Behavioral health is one of over a hundred nursing specialties registered nurses (RN) can choose between as they work to further their career, education, and interests. Choosing to pursue a specialty is exciting and yet can be overwhelming as well. Do you think behavioral healthcare might be the pursuit for you?
Behavioral health might be precisely suitable for you! Here, we’ll explore the meaning of the term and how that applies to the specific tasks you can expect to be part of a job description for an RN in behavioral health. We’ll further explore the characteristics and interests of nurses who find satisfaction in this specialty so they can make more informed decisions.
Is Behavioral Health the Same Thing as Mental Health?
The term behavioral health is often confused with mental health. While this confusion of terms isn’t far-fetched, it isn’t quite right. Behavioral health is a broader term than mental health. The World Health Organization (WHO) defines mental health as:
“Mental health is a state of mental well-being that enables people to cope with the stresses of life, realize their abilities, learn well and work well, and contribute to their community.”
In contrast, behavioral health is defined as: “Behavioral health describes the connection between behaviors and the health and well-being of the body, mind, and spirit.” Perhaps, that is still a little too vague. Ultimately, behavioral health refers to your mental health and behaviors that reflect your mental, physical, and spiritual health.
Behavioral health is more than diagnosing a mental health disorder and prescribing treatment. Behavioral health indicates that we also assess their behaviors and environments and look at their motivations and physical health.
Behavioral Health Nursing Is More than Prescribing Medications
Behavioral health and behavioral science theories are an integral part of public health nursing as well. Public health nursing focuses on making community changes instead of individual differences, often utilizing behavioral health theories. Moreover, the theories can be applied in mental health settings as well. At the same time, most behavioral health nurses work in a mental health treatment environment.
Behavioral science theories focus on changing the behavior of the patient. Some examples of behavioral approaches being used in nursing today include:
- Integrated Behavioral Model
- Theory of Planned Behavior
- Social-Cognitive Theory
- Theory of Reasoned Action
- Health Belief Model
- Transtheoretical Model

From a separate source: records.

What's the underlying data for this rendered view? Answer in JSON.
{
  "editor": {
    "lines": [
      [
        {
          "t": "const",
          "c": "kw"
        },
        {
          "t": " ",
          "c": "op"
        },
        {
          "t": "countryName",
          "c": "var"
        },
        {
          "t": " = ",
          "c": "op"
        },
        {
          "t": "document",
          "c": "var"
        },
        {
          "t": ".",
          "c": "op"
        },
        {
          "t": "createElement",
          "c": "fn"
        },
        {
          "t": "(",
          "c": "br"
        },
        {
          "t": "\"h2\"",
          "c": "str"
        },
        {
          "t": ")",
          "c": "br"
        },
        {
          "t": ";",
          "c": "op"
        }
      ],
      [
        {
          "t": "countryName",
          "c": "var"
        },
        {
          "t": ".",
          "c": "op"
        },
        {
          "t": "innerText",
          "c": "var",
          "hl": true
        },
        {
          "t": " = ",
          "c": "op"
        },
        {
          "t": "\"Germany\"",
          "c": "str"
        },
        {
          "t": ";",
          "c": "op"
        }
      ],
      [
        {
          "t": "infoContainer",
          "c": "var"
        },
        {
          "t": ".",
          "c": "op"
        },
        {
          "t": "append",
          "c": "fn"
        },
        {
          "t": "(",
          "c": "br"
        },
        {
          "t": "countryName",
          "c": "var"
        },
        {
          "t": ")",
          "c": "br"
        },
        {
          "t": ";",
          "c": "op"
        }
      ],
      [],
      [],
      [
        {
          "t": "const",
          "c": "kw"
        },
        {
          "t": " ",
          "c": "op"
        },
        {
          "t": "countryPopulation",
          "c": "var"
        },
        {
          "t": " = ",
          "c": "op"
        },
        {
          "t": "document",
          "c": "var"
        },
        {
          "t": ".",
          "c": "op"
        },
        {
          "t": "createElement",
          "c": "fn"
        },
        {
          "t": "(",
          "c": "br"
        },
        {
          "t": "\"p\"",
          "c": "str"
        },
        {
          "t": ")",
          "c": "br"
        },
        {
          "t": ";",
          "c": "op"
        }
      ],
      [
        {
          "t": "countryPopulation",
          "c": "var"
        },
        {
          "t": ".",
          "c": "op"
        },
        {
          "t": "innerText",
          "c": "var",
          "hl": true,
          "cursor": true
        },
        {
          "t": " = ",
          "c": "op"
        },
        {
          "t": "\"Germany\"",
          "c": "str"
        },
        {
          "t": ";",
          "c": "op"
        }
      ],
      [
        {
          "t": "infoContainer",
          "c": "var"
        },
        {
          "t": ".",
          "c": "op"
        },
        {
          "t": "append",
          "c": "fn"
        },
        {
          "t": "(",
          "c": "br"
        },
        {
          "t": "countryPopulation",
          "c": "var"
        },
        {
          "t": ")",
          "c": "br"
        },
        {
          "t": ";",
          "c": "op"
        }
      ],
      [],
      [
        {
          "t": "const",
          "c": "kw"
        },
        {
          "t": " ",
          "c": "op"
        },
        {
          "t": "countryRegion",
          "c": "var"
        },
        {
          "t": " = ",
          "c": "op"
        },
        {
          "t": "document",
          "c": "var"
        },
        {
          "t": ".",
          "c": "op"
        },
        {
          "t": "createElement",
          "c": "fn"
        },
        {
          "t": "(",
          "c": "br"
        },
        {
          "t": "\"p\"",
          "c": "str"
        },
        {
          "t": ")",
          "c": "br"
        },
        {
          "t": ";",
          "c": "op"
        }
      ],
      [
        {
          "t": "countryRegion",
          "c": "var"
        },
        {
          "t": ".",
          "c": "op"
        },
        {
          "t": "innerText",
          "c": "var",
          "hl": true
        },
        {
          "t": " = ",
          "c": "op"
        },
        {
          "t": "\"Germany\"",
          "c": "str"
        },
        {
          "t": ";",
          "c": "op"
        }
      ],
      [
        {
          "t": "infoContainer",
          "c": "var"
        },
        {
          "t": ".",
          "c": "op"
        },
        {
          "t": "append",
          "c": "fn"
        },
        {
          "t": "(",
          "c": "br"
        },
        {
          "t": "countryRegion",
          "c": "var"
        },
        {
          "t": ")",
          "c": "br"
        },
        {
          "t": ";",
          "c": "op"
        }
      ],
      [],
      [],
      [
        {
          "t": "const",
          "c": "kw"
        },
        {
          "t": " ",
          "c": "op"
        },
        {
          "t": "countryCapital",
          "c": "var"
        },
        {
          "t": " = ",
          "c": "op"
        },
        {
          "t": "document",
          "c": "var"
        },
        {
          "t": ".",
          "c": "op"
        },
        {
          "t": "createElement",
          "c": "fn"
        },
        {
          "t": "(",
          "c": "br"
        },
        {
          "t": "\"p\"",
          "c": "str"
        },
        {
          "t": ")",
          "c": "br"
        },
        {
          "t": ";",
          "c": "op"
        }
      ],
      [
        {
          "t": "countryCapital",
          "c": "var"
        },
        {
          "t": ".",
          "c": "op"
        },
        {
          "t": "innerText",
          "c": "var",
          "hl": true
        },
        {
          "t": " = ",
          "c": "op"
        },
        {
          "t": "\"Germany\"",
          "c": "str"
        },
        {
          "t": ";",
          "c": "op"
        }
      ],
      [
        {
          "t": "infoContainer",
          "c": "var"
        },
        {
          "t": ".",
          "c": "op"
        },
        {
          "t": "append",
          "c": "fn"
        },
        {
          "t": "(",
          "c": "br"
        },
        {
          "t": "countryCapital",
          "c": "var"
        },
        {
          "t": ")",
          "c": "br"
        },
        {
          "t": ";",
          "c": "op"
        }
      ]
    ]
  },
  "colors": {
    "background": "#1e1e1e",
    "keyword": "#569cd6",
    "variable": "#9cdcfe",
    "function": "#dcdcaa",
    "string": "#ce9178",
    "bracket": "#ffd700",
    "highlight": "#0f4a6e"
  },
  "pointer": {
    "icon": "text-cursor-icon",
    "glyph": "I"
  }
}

What Types of Clinicians Work in Behavioral Healthcare?
Just as the term behavioral health is broad, so is the range of professionals working within behavioral healthcare. If you want a job in behavioral health, you can expect to collaborate with clinicians from the following disciplines:
- RNs and APNs (advanced practice nurses)
- Nurses practitioners (NPs)
- Social workers
- Licensed practical/vocational nurses (LPN/LVNs)
- Certified nursing assistants (CNAs)
How Much Do Clinicians Earn in Behavioral Health?
Here’s a breakdown of the average salary and hourly wages clinicians earned in 2021 in Mental Health and Substance Abuse (data sourced from the U.S. Bureau of Labor Statistics)
- RNs earned an average salary of $80,260 or $38.59 per hour.
- NPs earned $131,830 annually or $63.38 hourly.
- LPNs/LVNs earned an average of $52,440 per hour or $25.21 per hour.
- CNAs earned $34,480 as an average salary or $16.58 hourly.
You Might Be a Behavioral Health Nurse If:
- You have an interest in behavioral psychology.
- You are interested in the context of your patient’s health.
- You can see your patients as flawed humans (just like everyone else) instead of a number or a problem to be solved.
- You can have compassion while still maintaining personal boundaries.
- You are interested in furthering your education.
- Job security is a priority for you.
How to Find Jobs in Behavioral Healthcare Near You
Download the Nursa staffing smartphone app that brings the entire hiring process from job search to job acceptance to the palm of your hand. With Nursa, you can search for jobs near you, adjust your geographic location, and search again. Hundreds of PRN behavioral healthcare jobs are within your radius, and you can connect to them today.
Job security is absolutely a positive component for nurses working in behavioral healthcare. Search for nursing jobs that include BHU (behavioral healthcare unit), a psychiatric unit, residential care, or mental health.
Working PRN jobs in behavioral health is a terrific way to build confidence that this specialty is the right one for you. You gain experience and can work in various facility settings to determine which setting will allow you, or even encourage you, to work holistically in behavioral health.